           Make an in-memory Copy of the marked area.

           Prepare a New image, including a sizing dialogue.

           Open a file dialogue for fetching an image.

           Paste the in-memory copy onto a marked area of the canvas.

           Save the image in a file, using the old name.

           Save the image in a file, choosing a new name.

           Cut the selected portion out of the canvas (keeping an in-memory

           Redo the most recently undone action.

           Undo the most recently completed action.


           Move pointer slightly.

           Move pointer in larger steps.

           Move canvas rather than pointer.

           Go to the top of the canvas.

           Go to the far left of the canvas.

       PgUp, PgDn
           Move the canvas up or down, one page at a time.

       Ctrl-PgUp, Ctrl-PgDn
           Move the canvas left or right, one page at a time.

       There is a built-in facility for customising the appearance of the task
       icons as they appear in the Tasks panel. This is mostly an issue for
       the administrators of kiosk systems or similar, not for the casual
       user. It can also make sense to use this in the command string
       registered for rgbpaint within the Debian menu subsystem, on machines
       where menu access is the only way users are expected to launch the
       program. See next section for the details.

       At launch time, rgbpaint will record the current working directory as
       the default location for fetching and storing image files. This is the
       directory suggested every time a file dialogue is brought into action.
       Using the command line option -d, it is possible to set another
       location. A reasonable choice is "-d ~" for accessing the home
       directory of the user.
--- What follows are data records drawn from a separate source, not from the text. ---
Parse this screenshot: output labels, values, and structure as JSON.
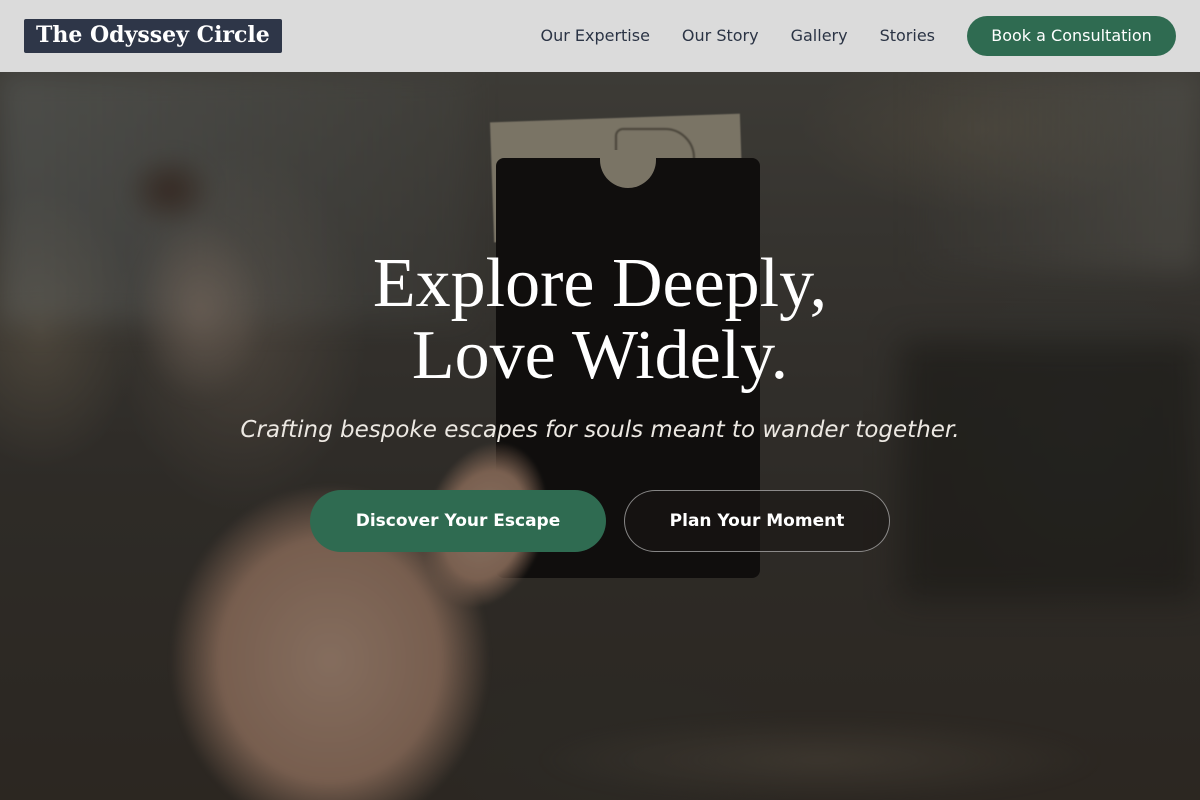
{
  "brand": {
    "name": "The Odyssey Circle"
  },
  "nav": {
    "links": [
      "Our Expertise",
      "Our Story",
      "Gallery",
      "Stories"
    ],
    "cta_label": "Book a Consultation"
  },
  "hero": {
    "title_line1": "Explore Deeply,",
    "title_line2": "Love Widely.",
    "subtitle": "Crafting bespoke escapes for souls meant to wander together.",
    "primary_button": "Discover Your Escape",
    "secondary_button": "Plan Your Moment"
  },
  "colors": {
    "accent": "#2f6b51",
    "brand_bg": "#2e3648",
    "nav_bg": "#e2e2e2",
    "nav_text": "#2b3445"
  }
}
       The command line switch -svg allows a directory to be specified where
       rgbpaint should look for particular vector image files in SVG format.
       Their names must all be of the form "stock-XXX.svg", where the XXX is
       one of the following key words: new, open, save, saveas, cut, copy,
       paste, undo, redo, text, paint, fill, select, sun, or zoom. Each will
       provide an icon for the corresponding function in the top panel. A
       missing icon will be replaced by a default choice, but there is no
       guarantee that the fallback icon will be unique, or be relevant for the
       intended purpose.


       mtpaint(1), rgbPaint's more featureful relative.

       Mark Tyler, Dmitry Groshev

       The original manual page stub was taken as starting point for a
       complete rewrite as Docbook source, and was substantially extended by
       Mats Erik Andersson and Justin B Rye. The new format was chosen in
       order to simplify translations, and was originally intended for use by
       the Debian project, but the text may be used by others. Permission is
       granted to copy, distribute and/or modify this document under the same
       terms as rgbPaint itself.

       Copyright © 2010 Mats Erik Andersson

rgbPaint 0.8.7                December 17th, 2010                  RGBPAINT(1)